Sybil has been the recipient of many an award but they were all in recognition of her artistic and literary talent. This was different. The scope was much wider and she was selected out of a number of nominees from several Asian countries. She was being awarded the prize in recognition of her “magnificent contribution to enrich people’s lives in the region.”
|Sybil receiving her award
“Her works, which draw upon Sri Lanka’s cultural diversity and natural beauty, have been translated into numerous languages and are loved by children around the world” was how she was introduced at the award presentation. She was identified as “a Sri Lankan writer and illustrator of children’s books.”
The Nikkei Asia Prize, awarded annually recognizes the achievements of individuals and organizations that have improved the lives of people in Asia. The Prize has been created and sponsored by Nikkei Inc., the publisher of Japan’s leading newspaper in the field of business, economy and culture.

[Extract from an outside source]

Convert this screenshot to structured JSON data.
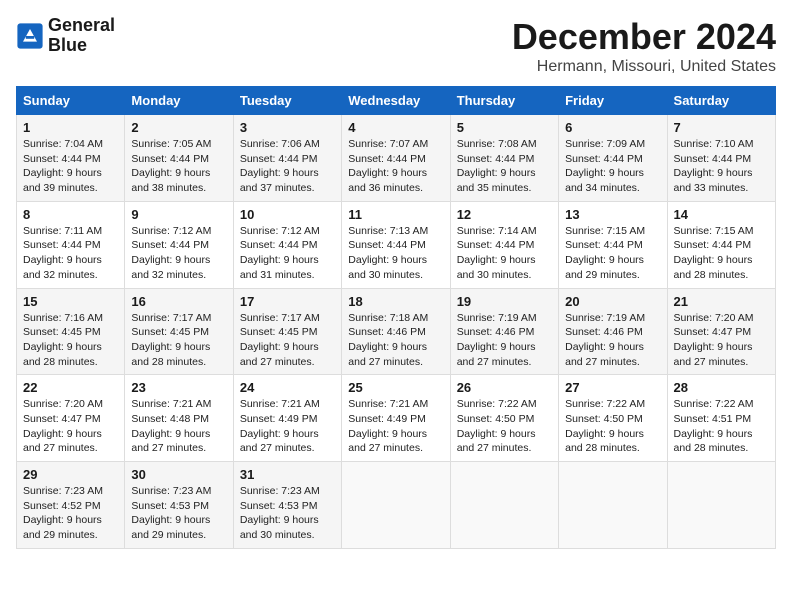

The Prizes are awarded in three categories – Regional growth, Science, Technology & Innovation, and Culture. The other winners this year were Chinese environmental activist Yang Yong and Taiwanese biochemist Chi-Huey Wong. This was the 17th year and the first time a Sri Lankan was honoured.
In her acceptance speech, Sybil said that she is an octogenarian who is a child at heart. “I have five grandchildren of my own. I consider all the world’s children as my own. I love them all. Children are the spice of my life.”
“This distinguished honour and prestige that I receive today should naturally go to my country and all the children out there who love me dearly through the picture books I have created for the last 56 years and still keep creating,” she added.
Responding to Sybil’s comment, Nikkei Inc. President & CEO Tsuneo Kita has written to her that while her presence “bestowed a magical atmosphere” at the event, they were deeply moved by her affection for children. “To us awarding the prize to a Sri Lankan for the first time was a historic moment and we sincerely wish that it will further enhance interest in your country’s rich heritage and culture,” he said.
Calling herself “a self-taught artist”, Sybil recalled how she spent her childhood among the luscious green haven of trees and foliage mixing with the simple rural country folk. “The background to all my books is this magnificent old world setting. In that gloriously charming countryside my childhood was magnificently enchanting.”
The winner of the Prize for Regional Growth, Yang Yong had studied ecosystems and water quality along China’s Yangtse River for over 20 years working towards strengthening environmental conservation in the country. Among the previous winners of this prize were India’s Dr Manmohan Singh (1997) and Bangladesh’s Dr Muhammad Yunus, Managing Director of Grameen Bank (2004).